There is a trite saying that if anybody sojourns to a new land or faraway destination, the first question to ask is: “is there any Igboman here?” If there is non, then the person better vamoose because the new land or destination will not be viable for business or living. Such is the reputation of the Igbo which precedes them. A new Biafra now is not an automatic open sesame to nationhood, statehood, or indeed a country.
The Igbo need space to thrive and Nigeria’s landmass is not even enough for the Igbo expansionist disposition to trade, because of their massive population, inadequate enclave-Igboland with population density approximately 500 persons per square kilometer. They possess individualistic and democratic streaks to succeed, and go back to their small villages to show off success stories, both viva voce and materially, once a year or thereabout.
The Biafra of yore encapsulated (by accident of regionalism) the present day south-south zone including Bayelsa, Rivers, Akwa Ibom and Cross River states of the former Eastern region. The Eastern Region was an administrative region in Nigeria, dating back originally from the division of the colony of Southern Nigeria in 1954. The region was autonomized on October 1, 1954 and stayed like that until the short-lived metamorphosis to the Republic of Biafra on May 30, 1967. The Biafra of yore included the Igbo, who mostly dominated and lorded over other ethnic groups, viz., the Ijaw, Efik, Annang, Ibibio and Ikwerre (who denounced their Igbohood/Igboness after the Nigeria-Biafra war) and others in the Niger Delta.
Is the Biafra of now going to include the people of the south-south zone? These ethnic groups were former Biafrans of yore by accident of colonial partition and amalgamation in 1954, and forced by exigent circumstances of location and geopolitical factors in the 1967 declaration of Biafra to acquiesce, albeit reluctantly, to the Biafran experiment.
A proverb says that “you can lead a horse to water but you cannot force it to drink!” These reluctant Biafrans of yore have stated unequivocally that they are not and will never be part of the Biafra of now, the new Biafra. That leaves the Igbo to produce the new Biafra on their own, from five landlocked southeastern states of Igboland with Nigeria in total encirclement of the new Biafra – no access to the sea, just like the Biafra of yore, encircled by the Nigerian 3rd Marine Commandos led by the late military tactician, Brigadier Benjamin Adekunle, with Uli and Uga Airports as the only gateways out of Biafra. It will be recalled that the so-called mighty men of war, the “Ohafia brave warriors”, who were supposed to fight and defend the Biafra of yore turned out to be historic relics of a diminished military culture.
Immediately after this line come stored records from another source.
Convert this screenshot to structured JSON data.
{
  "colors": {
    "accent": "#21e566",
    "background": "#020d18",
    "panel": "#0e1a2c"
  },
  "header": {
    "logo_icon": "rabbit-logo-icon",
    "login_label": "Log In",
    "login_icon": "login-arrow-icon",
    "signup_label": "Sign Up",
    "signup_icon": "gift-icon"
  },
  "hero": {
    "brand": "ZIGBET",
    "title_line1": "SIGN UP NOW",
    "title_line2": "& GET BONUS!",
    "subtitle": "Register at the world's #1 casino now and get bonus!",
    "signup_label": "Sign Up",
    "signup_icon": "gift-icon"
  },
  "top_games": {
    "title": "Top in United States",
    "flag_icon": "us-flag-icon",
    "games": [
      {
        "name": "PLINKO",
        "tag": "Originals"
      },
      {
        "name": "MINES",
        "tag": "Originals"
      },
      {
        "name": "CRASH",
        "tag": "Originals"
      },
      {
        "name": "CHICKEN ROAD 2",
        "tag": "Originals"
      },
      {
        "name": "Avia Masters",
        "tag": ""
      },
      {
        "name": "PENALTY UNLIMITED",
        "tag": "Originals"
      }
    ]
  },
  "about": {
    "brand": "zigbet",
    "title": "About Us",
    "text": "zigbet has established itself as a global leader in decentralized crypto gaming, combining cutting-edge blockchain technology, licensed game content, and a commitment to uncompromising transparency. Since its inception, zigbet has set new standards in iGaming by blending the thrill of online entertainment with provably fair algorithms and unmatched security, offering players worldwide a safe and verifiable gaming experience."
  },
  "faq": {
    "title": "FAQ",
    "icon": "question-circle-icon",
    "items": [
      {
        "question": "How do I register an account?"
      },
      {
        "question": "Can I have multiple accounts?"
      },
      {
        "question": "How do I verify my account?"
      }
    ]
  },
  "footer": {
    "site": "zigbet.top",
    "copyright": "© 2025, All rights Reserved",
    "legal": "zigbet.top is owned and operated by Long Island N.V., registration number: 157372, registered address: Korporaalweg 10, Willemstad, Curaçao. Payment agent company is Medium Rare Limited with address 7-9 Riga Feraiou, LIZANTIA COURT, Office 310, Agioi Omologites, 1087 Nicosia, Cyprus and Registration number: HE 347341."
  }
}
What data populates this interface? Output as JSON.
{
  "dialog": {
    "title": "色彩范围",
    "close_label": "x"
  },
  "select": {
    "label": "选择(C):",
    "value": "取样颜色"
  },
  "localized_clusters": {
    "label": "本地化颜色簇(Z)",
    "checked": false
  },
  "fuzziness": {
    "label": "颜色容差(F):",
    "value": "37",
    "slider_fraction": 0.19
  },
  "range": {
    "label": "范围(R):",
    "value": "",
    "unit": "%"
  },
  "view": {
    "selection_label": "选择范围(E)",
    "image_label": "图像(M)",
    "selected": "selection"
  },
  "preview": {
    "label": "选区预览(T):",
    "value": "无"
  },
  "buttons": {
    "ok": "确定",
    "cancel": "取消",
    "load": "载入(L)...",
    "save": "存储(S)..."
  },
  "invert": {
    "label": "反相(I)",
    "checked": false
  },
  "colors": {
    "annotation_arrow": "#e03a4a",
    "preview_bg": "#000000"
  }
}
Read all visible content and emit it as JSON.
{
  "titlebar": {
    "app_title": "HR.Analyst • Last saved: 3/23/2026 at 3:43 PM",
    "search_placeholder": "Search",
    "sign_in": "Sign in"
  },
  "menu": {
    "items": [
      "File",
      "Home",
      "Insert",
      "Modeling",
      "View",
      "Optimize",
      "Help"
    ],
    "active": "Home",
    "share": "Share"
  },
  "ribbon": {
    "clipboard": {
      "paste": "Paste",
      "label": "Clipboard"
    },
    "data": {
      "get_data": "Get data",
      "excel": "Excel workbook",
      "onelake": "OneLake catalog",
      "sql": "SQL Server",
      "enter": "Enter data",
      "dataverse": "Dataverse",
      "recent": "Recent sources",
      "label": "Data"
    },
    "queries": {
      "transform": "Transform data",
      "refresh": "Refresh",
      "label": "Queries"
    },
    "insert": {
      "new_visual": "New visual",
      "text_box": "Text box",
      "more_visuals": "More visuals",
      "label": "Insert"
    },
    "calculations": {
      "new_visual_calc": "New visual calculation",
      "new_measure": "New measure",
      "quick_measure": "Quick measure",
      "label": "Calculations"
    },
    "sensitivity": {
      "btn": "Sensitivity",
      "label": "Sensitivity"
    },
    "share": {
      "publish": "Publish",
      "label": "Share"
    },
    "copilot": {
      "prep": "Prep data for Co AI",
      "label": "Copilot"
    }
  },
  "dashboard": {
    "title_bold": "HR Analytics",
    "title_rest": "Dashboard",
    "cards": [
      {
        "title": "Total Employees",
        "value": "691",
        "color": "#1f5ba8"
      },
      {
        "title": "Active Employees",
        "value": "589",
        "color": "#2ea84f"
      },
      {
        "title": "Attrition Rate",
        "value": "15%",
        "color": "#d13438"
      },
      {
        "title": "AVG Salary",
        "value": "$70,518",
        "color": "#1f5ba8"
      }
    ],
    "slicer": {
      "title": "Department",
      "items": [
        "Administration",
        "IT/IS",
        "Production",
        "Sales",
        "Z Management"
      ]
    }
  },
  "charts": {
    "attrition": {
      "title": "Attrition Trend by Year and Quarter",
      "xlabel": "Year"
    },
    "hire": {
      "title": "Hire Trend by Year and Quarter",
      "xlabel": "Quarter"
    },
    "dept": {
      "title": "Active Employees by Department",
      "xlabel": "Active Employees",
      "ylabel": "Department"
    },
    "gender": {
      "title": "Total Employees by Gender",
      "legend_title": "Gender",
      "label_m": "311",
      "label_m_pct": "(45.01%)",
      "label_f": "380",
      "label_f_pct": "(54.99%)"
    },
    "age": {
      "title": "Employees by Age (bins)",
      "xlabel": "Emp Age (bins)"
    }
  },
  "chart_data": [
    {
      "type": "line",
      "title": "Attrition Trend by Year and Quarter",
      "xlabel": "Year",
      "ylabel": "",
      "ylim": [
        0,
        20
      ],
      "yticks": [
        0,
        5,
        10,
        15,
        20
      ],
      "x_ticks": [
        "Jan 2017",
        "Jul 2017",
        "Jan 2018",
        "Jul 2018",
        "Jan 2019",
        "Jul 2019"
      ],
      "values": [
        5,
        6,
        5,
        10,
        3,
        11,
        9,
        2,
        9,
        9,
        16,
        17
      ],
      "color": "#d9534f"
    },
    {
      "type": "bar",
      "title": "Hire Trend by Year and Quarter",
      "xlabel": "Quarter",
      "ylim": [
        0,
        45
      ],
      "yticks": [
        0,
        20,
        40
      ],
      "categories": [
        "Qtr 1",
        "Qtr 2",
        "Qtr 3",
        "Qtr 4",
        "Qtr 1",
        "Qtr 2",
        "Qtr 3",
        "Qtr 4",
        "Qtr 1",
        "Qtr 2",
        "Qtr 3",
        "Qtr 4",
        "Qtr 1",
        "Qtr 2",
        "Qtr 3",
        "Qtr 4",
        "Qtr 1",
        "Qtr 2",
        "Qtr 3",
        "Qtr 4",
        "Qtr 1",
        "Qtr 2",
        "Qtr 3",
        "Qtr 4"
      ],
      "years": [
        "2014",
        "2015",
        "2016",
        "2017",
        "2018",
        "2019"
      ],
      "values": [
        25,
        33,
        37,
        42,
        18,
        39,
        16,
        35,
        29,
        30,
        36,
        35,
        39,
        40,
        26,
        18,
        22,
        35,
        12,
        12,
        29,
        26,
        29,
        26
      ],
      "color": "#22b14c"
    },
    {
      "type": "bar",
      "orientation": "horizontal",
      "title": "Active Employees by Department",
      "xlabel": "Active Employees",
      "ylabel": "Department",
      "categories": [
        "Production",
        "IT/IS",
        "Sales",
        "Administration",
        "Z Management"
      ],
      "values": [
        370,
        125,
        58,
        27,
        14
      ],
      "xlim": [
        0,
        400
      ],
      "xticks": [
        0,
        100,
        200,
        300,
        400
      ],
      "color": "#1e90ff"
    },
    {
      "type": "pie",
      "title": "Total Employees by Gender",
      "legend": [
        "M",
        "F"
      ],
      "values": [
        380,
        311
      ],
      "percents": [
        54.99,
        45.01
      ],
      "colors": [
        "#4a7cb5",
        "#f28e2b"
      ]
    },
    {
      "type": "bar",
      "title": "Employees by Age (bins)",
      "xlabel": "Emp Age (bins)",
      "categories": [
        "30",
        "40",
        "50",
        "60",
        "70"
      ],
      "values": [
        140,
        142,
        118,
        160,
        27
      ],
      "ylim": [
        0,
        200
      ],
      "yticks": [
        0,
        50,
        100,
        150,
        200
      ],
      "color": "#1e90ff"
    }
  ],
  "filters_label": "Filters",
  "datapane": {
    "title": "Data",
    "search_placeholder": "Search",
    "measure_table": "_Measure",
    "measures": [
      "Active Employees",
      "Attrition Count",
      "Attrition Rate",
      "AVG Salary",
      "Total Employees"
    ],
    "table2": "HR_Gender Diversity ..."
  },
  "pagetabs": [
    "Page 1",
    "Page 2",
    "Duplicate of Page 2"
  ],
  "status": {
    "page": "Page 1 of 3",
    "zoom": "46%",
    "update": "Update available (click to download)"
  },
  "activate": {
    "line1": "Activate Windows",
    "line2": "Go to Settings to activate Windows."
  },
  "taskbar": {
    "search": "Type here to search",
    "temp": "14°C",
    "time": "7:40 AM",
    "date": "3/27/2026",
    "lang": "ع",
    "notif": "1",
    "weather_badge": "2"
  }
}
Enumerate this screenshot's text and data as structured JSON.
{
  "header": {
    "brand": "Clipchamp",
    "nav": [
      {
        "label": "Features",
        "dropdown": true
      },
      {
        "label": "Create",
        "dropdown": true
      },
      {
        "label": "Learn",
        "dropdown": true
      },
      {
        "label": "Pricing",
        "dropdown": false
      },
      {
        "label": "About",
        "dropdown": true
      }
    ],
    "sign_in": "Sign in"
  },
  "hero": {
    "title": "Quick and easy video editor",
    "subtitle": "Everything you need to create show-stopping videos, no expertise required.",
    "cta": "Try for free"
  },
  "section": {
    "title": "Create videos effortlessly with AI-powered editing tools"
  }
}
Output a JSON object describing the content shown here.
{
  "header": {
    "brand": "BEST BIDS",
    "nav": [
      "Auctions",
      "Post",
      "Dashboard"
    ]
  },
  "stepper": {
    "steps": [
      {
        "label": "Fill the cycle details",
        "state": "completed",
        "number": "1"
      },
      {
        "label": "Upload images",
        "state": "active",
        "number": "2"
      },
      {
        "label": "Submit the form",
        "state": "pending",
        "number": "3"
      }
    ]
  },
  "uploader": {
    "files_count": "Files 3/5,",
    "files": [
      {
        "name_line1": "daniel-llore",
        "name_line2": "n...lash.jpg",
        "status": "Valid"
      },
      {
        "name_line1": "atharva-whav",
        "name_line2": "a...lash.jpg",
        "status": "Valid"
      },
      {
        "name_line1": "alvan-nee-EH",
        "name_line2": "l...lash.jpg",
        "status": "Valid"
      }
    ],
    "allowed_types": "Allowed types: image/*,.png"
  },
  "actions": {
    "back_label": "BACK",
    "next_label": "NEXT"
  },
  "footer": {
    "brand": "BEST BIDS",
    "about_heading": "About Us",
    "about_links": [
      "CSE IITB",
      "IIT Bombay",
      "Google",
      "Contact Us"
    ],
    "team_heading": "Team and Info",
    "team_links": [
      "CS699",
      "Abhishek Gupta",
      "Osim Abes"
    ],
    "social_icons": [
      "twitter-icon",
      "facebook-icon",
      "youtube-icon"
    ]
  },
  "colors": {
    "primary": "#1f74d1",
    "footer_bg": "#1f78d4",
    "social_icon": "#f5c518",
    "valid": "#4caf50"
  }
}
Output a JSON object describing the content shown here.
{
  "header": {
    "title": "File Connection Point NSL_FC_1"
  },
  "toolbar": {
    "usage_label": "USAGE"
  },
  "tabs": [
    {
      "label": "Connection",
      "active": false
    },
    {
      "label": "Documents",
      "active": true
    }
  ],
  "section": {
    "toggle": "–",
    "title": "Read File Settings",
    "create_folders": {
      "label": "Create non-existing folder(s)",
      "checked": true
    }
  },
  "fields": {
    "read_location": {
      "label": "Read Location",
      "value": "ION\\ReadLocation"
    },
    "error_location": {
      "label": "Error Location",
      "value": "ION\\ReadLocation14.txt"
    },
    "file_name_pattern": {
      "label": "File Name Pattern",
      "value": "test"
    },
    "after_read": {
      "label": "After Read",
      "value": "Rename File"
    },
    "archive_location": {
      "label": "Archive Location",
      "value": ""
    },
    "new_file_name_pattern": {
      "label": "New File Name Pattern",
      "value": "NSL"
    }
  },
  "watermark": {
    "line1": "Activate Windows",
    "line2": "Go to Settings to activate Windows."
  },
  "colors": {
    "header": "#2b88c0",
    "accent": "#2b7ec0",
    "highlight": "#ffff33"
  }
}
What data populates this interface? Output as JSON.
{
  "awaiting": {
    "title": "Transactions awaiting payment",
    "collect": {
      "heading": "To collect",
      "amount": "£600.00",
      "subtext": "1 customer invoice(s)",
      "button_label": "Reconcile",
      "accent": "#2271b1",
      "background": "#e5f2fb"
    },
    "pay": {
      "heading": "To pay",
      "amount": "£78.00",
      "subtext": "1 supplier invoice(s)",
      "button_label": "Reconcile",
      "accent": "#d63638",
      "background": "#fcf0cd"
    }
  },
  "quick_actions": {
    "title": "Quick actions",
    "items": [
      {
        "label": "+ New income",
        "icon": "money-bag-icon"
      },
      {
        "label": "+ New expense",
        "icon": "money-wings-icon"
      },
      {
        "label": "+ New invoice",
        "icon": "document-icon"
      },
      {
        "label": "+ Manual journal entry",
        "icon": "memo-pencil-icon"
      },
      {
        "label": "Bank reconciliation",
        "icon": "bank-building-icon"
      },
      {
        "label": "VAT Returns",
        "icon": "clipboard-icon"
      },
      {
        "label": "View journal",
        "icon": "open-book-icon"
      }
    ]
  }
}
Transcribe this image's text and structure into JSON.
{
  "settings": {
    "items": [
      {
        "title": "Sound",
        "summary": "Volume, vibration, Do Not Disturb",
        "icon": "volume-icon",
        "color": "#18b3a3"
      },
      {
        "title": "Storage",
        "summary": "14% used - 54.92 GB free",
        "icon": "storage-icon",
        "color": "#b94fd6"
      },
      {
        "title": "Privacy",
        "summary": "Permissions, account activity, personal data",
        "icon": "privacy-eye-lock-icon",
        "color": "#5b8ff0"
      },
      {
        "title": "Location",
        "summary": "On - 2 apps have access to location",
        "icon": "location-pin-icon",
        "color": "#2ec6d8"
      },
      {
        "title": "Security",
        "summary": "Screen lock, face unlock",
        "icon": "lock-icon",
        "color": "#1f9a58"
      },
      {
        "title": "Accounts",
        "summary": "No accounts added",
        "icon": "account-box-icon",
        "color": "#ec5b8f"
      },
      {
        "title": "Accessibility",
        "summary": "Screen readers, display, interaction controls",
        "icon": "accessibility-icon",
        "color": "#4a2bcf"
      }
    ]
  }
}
In his 07:00 am national broadcast on Monday August 21, 2017, President Muhammadu Buhari stated, inter alia “. . . the late Chief Emeka Ojukwu came and stayed as my guest in my hometown Daura. Over two days we discussed . . . and analyzed the problems of Nigeria. We both came to the conclusion that the country must remain one and united. Nigeria’s unity is settled and not negotiable. We shall not allow irresponsible elements to start trouble and when things get bad they run away and saddle others with the responsibility of bringing back order, if necessary with their blood . . .”
The United States of America is the most diversified country on earth, peopled by whites, blacks, Asians, Pacific Islanders, Hispanics or Latinos, Europeans and other ethnic groups too numerous to mention, and yet, it is the richest and most powerful nation on earth. There is unity in diversity and the full strength and potential of Nigeria cannot be realized without the Igbo onboard. The ‘follies of youth’ must not be allowed to guide the Igbo into another debacle that is Biafra, all over again! I’ve seen it before. This is my ‘Letter from Biafra’.